(Excerpts from an interface dataset)
╔══

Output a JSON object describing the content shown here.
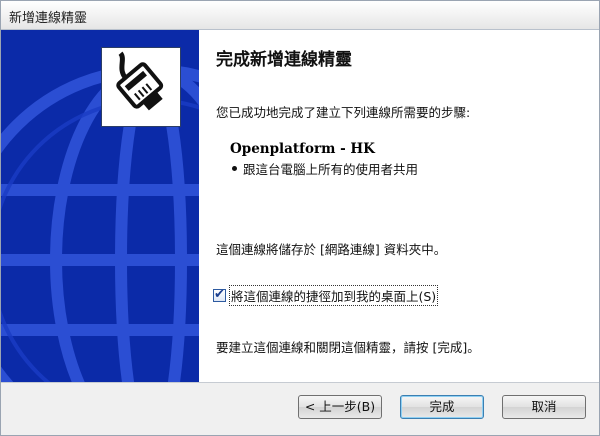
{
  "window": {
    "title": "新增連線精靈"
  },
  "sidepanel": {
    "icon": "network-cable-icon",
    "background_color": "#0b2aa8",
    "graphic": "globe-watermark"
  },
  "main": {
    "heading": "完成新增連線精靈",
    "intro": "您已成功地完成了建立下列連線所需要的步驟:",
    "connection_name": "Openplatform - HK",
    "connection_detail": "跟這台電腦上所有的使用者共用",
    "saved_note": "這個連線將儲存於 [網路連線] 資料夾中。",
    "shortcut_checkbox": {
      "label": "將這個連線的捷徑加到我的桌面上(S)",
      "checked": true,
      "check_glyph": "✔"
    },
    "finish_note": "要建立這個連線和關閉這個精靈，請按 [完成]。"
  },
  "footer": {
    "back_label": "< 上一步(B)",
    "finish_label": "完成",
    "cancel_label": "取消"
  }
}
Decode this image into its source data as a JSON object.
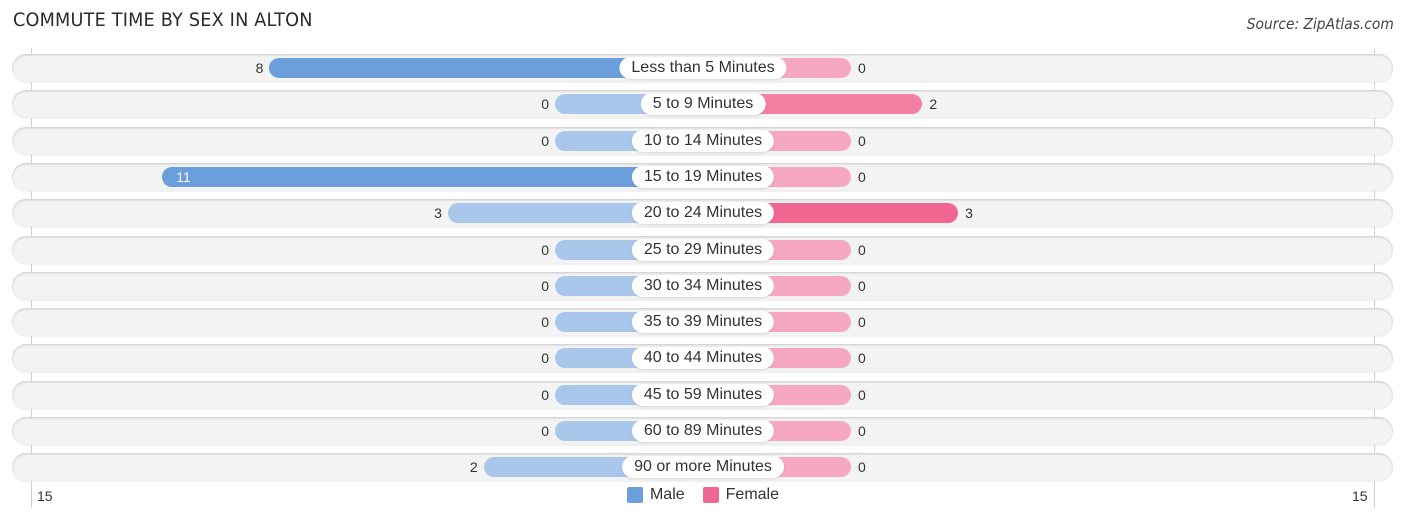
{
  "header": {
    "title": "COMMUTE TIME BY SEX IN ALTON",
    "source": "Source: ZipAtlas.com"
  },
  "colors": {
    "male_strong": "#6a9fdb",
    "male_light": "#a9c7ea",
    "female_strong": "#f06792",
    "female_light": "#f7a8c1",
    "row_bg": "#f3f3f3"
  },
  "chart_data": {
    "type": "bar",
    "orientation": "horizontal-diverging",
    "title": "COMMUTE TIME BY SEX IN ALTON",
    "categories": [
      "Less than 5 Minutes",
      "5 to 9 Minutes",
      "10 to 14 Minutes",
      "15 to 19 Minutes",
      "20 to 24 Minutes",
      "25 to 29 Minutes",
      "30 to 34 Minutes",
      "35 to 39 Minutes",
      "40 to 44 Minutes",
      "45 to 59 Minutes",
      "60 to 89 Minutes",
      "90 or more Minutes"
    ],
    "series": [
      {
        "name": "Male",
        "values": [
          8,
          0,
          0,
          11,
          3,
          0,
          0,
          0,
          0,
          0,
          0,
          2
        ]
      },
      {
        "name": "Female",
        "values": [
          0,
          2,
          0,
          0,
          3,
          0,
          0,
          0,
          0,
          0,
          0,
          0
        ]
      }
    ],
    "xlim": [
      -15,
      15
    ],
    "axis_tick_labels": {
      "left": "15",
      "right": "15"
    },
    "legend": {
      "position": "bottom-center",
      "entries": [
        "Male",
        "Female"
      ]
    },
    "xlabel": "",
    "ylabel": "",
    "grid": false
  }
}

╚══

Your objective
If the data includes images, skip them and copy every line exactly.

Your solution
Output a JSON object describing the content shown here.
{
  "window": {
    "title": "新增連線精靈"
  },
  "sidepanel": {
    "icon": "network-cable-icon",
    "background_color": "#0b2aa8",
    "graphic": "globe-watermark"
  },
  "main": {
    "heading": "完成新增連線精靈",
    "intro": "您已成功地完成了建立下列連線所需要的步驟:",
    "connection_name": "Openplatform - HK",
    "connection_detail": "跟這台電腦上所有的使用者共用",
    "saved_note": "這個連線將儲存於 [網路連線] 資料夾中。",
    "shortcut_checkbox": {
      "label": "將這個連線的捷徑加到我的桌面上(S)",
      "checked": true,
      "check_glyph": "✔"
    },
    "finish_note": "要建立這個連線和關閉這個精靈，請按 [完成]。"
  },
  "footer": {
    "back_label": "< 上一步(B)",
    "finish_label": "完成",
    "cancel_label": "取消"
  }
}
Decode this image into its source data as a JSON object.
{
  "header": {
    "title": "COMMUTE TIME BY SEX IN ALTON",
    "source": "Source: ZipAtlas.com"
  },
  "colors": {
    "male_strong": "#6a9fdb",
    "male_light": "#a9c7ea",
    "female_strong": "#f06792",
    "female_light": "#f7a8c1",
    "row_bg": "#f3f3f3"
  },
  "chart_data": {
    "type": "bar",
    "orientation": "horizontal-diverging",
    "title": "COMMUTE TIME BY SEX IN ALTON",
    "categories": [
      "Less than 5 Minutes",
      "5 to 9 Minutes",
      "10 to 14 Minutes",
      "15 to 19 Minutes",
      "20 to 24 Minutes",
      "25 to 29 Minutes",
      "30 to 34 Minutes",
      "35 to 39 Minutes",
      "40 to 44 Minutes",
      "45 to 59 Minutes",
      "60 to 89 Minutes",
      "90 or more Minutes"
    ],
    "series": [
      {
        "name": "Male",
        "values": [
          8,
          0,
          0,
          11,
          3,
          0,
          0,
          0,
          0,
          0,
          0,
          2
        ]
      },
      {
        "name": "Female",
        "values": [
          0,
          2,
          0,
          0,
          3,
          0,
          0,
          0,
          0,
          0,
          0,
          0
        ]
      }
    ],
    "xlim": [
      -15,
      15
    ],
    "axis_tick_labels": {
      "left": "15",
      "right": "15"
    },
    "legend": {
      "position": "bottom-center",
      "entries": [
        "Male",
        "Female"
      ]
    },
    "xlabel": "",
    "ylabel": "",
    "grid": false
  }
}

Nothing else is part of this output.